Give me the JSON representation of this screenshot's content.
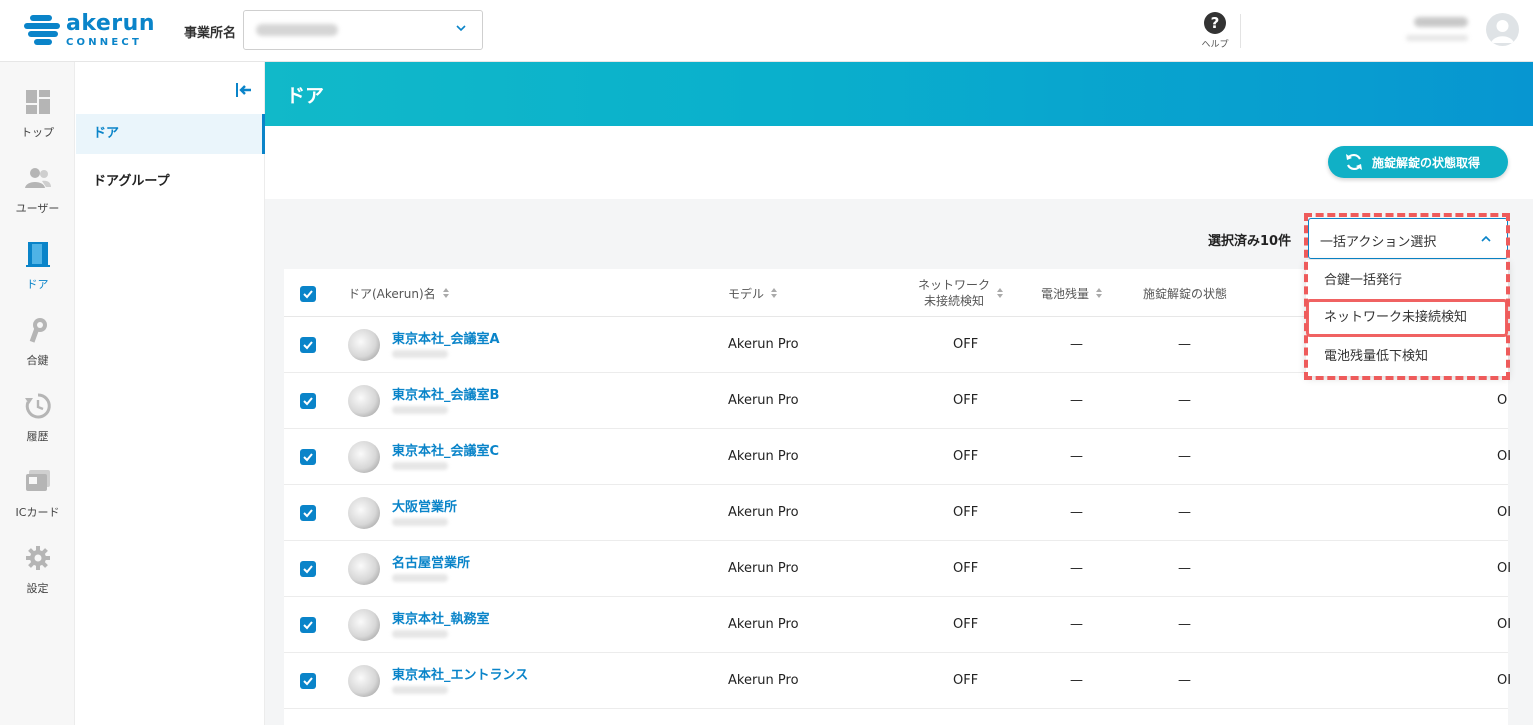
{
  "header": {
    "logo_primary": "akerun",
    "logo_secondary": "CONNECT",
    "office_label": "事業所名",
    "help_label": "ヘルプ",
    "help_glyph": "?"
  },
  "nav": {
    "items": [
      {
        "label": "トップ",
        "icon": "dashboard-icon"
      },
      {
        "label": "ユーザー",
        "icon": "users-icon"
      },
      {
        "label": "ドア",
        "icon": "door-icon",
        "active": true
      },
      {
        "label": "合鍵",
        "icon": "key-icon"
      },
      {
        "label": "履歴",
        "icon": "history-icon"
      },
      {
        "label": "ICカード",
        "icon": "ic-card-icon"
      },
      {
        "label": "設定",
        "icon": "gear-icon"
      }
    ]
  },
  "subnav": {
    "items": [
      {
        "label": "ドア",
        "active": true
      },
      {
        "label": "ドアグループ"
      }
    ]
  },
  "page": {
    "title": "ドア",
    "status_button": "施錠解錠の状態取得",
    "selected_count": "選択済み10件",
    "bulk_action": {
      "placeholder": "一括アクション選択",
      "options": [
        "合鍵一括発行",
        "ネットワーク未接続検知",
        "電池残量低下検知"
      ],
      "highlighted_index": 1
    }
  },
  "table": {
    "headers": {
      "name": "ドア(Akerun)名",
      "model": "モデル",
      "network_line1": "ネットワーク",
      "network_line2": "未接続検知",
      "battery": "電池残量",
      "lock_state": "施錠解錠の状態"
    },
    "rows": [
      {
        "name": "東京本社_会議室A",
        "model": "Akerun Pro",
        "network": "OFF",
        "battery": "—",
        "lock_state": "—",
        "trailing": ""
      },
      {
        "name": "東京本社_会議室B",
        "model": "Akerun Pro",
        "network": "OFF",
        "battery": "—",
        "lock_state": "—",
        "trailing": "O"
      },
      {
        "name": "東京本社_会議室C",
        "model": "Akerun Pro",
        "network": "OFF",
        "battery": "—",
        "lock_state": "—",
        "trailing": "OI"
      },
      {
        "name": "大阪営業所",
        "model": "Akerun Pro",
        "network": "OFF",
        "battery": "—",
        "lock_state": "—",
        "trailing": "OI"
      },
      {
        "name": "名古屋営業所",
        "model": "Akerun Pro",
        "network": "OFF",
        "battery": "—",
        "lock_state": "—",
        "trailing": "OI"
      },
      {
        "name": "東京本社_執務室",
        "model": "Akerun Pro",
        "network": "OFF",
        "battery": "—",
        "lock_state": "—",
        "trailing": "OI"
      },
      {
        "name": "東京本社_エントランス",
        "model": "Akerun Pro",
        "network": "OFF",
        "battery": "—",
        "lock_state": "—",
        "trailing": "OI"
      }
    ]
  },
  "colors": {
    "brand": "#0a84c9",
    "banner_start": "#11b9c9",
    "banner_end": "#0796d1",
    "annotation": "#ee5b5b"
  }
}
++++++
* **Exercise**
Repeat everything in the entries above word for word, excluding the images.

* **Written response**
Give me the JSON representation of this screenshot's content.
{
  "header": {
    "logo_primary": "akerun",
    "logo_secondary": "CONNECT",
    "office_label": "事業所名",
    "help_label": "ヘルプ",
    "help_glyph": "?"
  },
  "nav": {
    "items": [
      {
        "label": "トップ",
        "icon": "dashboard-icon"
      },
      {
        "label": "ユーザー",
        "icon": "users-icon"
      },
      {
        "label": "ドア",
        "icon": "door-icon",
        "active": true
      },
      {
        "label": "合鍵",
        "icon": "key-icon"
      },
      {
        "label": "履歴",
        "icon": "history-icon"
      },
      {
        "label": "ICカード",
        "icon": "ic-card-icon"
      },
      {
        "label": "設定",
        "icon": "gear-icon"
      }
    ]
  },
  "subnav": {
    "items": [
      {
        "label": "ドア",
        "active": true
      },
      {
        "label": "ドアグループ"
      }
    ]
  },
  "page": {
    "title": "ドア",
    "status_button": "施錠解錠の状態取得",
    "selected_count": "選択済み10件",
    "bulk_action": {
      "placeholder": "一括アクション選択",
      "options": [
        "合鍵一括発行",
        "ネットワーク未接続検知",
        "電池残量低下検知"
      ],
      "highlighted_index": 1
    }
  },
  "table": {
    "headers": {
      "name": "ドア(Akerun)名",
      "model": "モデル",
      "network_line1": "ネットワーク",
      "network_line2": "未接続検知",
      "battery": "電池残量",
      "lock_state": "施錠解錠の状態"
    },
    "rows": [
      {
        "name": "東京本社_会議室A",
        "model": "Akerun Pro",
        "network": "OFF",
        "battery": "—",
        "lock_state": "—",
        "trailing": ""
      },
      {
        "name": "東京本社_会議室B",
        "model": "Akerun Pro",
        "network": "OFF",
        "battery": "—",
        "lock_state": "—",
        "trailing": "O"
      },
      {
        "name": "東京本社_会議室C",
        "model": "Akerun Pro",
        "network": "OFF",
        "battery": "—",
        "lock_state": "—",
        "trailing": "OI"
      },
      {
        "name": "大阪営業所",
        "model": "Akerun Pro",
        "network": "OFF",
        "battery": "—",
        "lock_state": "—",
        "trailing": "OI"
      },
      {
        "name": "名古屋営業所",
        "model": "Akerun Pro",
        "network": "OFF",
        "battery": "—",
        "lock_state": "—",
        "trailing": "OI"
      },
      {
        "name": "東京本社_執務室",
        "model": "Akerun Pro",
        "network": "OFF",
        "battery": "—",
        "lock_state": "—",
        "trailing": "OI"
      },
      {
        "name": "東京本社_エントランス",
        "model": "Akerun Pro",
        "network": "OFF",
        "battery": "—",
        "lock_state": "—",
        "trailing": "OI"
      }
    ]
  },
  "colors": {
    "brand": "#0a84c9",
    "banner_start": "#11b9c9",
    "banner_end": "#0796d1",
    "annotation": "#ee5b5b"
  }
}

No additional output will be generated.